> [WORK INSTRUCTIONS] Filter the records for lines holding the string "letters".

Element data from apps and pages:
------------------------------------------------

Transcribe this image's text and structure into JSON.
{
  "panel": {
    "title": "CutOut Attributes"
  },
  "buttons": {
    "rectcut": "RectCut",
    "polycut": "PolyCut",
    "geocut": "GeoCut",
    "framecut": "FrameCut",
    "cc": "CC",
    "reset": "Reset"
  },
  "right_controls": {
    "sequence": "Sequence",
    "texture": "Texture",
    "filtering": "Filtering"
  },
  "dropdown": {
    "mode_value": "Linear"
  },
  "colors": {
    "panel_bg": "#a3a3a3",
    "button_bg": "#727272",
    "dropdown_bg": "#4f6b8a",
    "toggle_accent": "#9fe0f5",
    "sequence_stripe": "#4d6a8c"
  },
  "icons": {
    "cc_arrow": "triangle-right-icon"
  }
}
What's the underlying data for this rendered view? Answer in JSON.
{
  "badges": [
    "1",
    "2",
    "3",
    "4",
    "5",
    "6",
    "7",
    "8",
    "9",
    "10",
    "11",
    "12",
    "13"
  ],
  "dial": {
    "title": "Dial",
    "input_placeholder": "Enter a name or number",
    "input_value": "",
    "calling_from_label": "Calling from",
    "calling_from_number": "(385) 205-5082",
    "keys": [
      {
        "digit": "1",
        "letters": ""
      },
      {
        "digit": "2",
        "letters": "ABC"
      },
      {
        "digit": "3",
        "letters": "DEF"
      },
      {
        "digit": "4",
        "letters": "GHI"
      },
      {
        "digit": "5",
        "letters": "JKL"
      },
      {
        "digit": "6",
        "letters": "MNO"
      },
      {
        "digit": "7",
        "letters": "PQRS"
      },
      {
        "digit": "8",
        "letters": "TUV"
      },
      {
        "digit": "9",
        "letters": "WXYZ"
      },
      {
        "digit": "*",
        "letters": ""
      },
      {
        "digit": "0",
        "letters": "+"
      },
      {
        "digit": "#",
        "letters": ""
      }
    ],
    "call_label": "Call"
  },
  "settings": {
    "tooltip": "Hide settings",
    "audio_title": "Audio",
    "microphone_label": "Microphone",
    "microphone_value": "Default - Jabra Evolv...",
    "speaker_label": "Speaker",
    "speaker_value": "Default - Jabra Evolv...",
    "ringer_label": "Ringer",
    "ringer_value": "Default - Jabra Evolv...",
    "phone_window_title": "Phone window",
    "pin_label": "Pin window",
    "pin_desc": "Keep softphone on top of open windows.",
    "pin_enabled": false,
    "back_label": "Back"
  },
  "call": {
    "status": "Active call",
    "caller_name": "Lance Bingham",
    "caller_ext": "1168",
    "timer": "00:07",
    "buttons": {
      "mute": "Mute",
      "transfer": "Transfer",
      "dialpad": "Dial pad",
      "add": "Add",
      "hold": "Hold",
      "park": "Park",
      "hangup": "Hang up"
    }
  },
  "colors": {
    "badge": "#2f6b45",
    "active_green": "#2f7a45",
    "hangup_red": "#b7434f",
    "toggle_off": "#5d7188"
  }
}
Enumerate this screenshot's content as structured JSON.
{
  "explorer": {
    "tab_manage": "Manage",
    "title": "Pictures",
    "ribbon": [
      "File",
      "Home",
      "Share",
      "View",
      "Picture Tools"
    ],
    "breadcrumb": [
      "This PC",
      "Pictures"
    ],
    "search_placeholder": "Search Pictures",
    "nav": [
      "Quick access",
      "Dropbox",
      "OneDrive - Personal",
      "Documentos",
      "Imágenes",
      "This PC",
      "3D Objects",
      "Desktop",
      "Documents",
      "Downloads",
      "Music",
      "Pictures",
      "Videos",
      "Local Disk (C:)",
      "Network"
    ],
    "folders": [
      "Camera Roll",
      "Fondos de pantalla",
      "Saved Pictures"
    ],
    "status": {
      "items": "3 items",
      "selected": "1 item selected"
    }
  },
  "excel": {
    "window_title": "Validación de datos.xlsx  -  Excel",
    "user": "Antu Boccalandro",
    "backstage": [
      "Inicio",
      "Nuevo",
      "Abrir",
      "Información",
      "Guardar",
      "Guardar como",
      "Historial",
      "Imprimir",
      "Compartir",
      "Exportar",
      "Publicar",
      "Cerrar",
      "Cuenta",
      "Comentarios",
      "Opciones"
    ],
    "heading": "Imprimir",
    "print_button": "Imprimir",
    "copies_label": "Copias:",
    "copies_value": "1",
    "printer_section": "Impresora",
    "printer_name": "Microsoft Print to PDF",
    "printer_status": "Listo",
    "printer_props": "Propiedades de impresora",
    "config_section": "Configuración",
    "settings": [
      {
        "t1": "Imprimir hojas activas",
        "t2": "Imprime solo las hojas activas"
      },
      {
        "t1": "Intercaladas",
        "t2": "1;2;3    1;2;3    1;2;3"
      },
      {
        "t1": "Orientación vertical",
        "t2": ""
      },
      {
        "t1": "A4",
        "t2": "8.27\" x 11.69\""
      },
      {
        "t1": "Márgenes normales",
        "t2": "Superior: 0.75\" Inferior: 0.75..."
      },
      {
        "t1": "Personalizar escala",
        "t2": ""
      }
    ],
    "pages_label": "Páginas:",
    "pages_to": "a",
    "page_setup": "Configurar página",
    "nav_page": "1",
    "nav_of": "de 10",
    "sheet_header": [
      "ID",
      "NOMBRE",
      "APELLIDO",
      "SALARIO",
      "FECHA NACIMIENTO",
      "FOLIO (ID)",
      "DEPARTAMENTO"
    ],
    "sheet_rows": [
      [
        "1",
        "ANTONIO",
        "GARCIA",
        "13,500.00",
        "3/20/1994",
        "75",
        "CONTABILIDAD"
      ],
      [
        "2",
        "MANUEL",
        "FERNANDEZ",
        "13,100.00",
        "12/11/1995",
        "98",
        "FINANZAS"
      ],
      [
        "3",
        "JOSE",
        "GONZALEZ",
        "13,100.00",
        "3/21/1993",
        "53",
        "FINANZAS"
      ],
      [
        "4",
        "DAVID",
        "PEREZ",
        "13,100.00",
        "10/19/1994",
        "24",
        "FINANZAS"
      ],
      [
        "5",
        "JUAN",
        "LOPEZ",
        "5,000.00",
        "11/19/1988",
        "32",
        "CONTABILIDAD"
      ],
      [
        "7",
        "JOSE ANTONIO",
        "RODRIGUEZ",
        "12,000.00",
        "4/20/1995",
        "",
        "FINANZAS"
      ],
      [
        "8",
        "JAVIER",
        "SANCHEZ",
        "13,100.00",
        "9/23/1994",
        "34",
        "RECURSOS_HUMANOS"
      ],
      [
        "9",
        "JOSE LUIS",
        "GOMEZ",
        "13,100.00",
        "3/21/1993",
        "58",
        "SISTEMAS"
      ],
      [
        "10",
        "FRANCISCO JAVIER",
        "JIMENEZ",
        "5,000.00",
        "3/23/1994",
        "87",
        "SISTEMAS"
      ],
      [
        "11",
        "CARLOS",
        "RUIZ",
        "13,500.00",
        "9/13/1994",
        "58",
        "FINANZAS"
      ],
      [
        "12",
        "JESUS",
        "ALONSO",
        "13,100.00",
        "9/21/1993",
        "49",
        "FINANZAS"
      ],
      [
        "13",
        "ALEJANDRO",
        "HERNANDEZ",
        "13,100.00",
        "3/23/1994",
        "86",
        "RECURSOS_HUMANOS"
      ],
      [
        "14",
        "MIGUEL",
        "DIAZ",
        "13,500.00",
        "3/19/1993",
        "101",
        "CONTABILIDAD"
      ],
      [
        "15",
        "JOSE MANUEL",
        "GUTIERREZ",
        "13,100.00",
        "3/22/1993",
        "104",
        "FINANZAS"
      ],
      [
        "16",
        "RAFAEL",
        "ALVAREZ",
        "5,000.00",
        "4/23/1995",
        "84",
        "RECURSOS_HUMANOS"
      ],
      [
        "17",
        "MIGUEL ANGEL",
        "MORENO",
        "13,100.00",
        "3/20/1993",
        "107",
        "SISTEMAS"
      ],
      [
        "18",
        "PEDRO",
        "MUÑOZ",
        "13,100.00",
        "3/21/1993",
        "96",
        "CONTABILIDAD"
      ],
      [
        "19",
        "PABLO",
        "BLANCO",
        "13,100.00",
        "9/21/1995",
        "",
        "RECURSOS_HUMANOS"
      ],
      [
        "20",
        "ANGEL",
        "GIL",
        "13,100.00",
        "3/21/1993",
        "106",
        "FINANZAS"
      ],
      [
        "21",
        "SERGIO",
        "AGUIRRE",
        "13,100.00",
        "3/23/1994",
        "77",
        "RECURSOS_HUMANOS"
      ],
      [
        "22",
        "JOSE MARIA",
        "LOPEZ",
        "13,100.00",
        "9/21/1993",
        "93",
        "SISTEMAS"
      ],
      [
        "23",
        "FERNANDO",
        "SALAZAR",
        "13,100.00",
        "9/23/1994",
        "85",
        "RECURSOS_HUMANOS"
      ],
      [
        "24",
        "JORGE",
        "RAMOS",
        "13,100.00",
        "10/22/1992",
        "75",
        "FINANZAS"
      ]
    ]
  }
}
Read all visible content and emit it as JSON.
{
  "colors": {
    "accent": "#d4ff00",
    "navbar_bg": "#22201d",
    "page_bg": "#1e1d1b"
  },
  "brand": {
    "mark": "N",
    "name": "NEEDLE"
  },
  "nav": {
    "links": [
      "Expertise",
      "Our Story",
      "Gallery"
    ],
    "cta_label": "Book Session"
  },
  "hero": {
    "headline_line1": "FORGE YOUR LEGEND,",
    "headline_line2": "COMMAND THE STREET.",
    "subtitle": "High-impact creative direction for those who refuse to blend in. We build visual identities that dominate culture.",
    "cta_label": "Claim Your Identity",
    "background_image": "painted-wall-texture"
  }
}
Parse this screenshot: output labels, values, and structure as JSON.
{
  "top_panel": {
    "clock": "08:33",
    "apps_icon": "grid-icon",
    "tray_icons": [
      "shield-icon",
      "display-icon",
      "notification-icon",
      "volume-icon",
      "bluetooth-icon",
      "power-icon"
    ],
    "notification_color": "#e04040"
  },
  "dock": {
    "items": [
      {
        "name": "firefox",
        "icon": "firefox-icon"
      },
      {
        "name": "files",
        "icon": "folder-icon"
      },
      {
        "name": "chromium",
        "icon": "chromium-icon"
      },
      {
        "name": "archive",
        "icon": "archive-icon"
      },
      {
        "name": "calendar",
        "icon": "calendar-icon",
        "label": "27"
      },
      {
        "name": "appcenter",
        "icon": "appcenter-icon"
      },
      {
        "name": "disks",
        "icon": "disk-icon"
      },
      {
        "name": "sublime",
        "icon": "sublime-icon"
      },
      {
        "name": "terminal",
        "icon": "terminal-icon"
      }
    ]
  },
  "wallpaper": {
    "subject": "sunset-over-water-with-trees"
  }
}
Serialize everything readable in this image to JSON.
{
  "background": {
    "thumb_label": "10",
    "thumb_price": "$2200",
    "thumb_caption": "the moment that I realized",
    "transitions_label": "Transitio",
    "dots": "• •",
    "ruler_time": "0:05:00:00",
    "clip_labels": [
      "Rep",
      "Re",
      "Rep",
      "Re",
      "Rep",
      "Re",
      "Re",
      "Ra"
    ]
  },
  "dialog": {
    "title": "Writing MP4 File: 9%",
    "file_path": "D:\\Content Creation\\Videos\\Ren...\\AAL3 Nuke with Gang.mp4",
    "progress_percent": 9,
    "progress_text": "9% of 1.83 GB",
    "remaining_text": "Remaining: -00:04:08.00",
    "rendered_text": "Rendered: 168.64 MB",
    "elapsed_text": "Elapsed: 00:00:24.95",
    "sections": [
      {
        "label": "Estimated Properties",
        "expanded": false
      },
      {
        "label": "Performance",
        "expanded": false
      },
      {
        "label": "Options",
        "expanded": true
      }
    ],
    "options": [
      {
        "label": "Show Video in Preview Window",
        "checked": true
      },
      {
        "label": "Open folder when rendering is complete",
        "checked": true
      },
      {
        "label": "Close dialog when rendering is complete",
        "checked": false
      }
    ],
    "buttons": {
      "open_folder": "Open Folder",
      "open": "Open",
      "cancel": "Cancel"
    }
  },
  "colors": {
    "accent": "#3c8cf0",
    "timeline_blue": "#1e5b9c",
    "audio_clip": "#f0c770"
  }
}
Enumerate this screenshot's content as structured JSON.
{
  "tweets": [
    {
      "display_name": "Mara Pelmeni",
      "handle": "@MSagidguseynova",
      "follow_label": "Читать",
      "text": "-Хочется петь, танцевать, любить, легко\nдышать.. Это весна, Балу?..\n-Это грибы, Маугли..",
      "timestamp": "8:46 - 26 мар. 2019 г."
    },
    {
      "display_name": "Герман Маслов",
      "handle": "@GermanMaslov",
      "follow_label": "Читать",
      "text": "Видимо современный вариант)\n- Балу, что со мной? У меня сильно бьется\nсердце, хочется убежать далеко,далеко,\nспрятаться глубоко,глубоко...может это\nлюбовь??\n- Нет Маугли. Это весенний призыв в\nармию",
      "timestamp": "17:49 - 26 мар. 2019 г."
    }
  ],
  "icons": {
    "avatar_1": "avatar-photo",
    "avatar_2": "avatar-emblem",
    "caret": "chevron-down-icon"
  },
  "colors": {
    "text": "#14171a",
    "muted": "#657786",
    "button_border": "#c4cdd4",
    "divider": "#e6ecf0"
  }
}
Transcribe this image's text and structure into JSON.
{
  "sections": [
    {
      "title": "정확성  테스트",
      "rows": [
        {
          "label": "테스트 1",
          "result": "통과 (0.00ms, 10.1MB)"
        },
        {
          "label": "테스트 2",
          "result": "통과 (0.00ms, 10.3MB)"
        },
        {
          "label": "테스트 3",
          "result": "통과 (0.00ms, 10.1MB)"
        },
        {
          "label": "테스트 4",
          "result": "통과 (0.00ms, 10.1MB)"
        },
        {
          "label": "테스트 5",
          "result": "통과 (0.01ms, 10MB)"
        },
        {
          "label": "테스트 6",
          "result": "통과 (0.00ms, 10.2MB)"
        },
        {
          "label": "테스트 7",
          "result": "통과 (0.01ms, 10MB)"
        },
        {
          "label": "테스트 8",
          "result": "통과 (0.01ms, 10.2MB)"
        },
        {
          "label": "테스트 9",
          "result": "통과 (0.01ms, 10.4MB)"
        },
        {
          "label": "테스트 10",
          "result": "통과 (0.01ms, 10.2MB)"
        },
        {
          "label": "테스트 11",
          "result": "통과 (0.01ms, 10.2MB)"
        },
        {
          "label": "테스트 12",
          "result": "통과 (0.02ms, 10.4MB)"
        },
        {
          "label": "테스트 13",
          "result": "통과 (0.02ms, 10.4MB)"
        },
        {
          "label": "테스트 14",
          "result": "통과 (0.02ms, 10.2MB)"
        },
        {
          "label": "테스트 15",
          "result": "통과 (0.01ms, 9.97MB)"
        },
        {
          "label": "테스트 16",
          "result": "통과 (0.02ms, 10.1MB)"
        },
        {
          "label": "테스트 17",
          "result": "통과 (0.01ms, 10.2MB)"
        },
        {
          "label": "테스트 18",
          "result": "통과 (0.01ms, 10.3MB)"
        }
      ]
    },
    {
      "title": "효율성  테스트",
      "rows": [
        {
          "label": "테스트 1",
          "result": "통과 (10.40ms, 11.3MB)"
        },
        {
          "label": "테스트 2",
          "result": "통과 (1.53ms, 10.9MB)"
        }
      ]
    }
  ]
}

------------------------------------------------

> [RESPONSE BELOW]
        "letters": ""
        "letters": "ABC"
        "letters": "DEF"
        "letters": "GHI"
        "letters": "JKL"
        "letters": "MNO"
        "letters": "PQRS"
        "letters": "TUV"
        "letters": "WXYZ"
        "letters": ""
        "letters": "+"
        "letters": ""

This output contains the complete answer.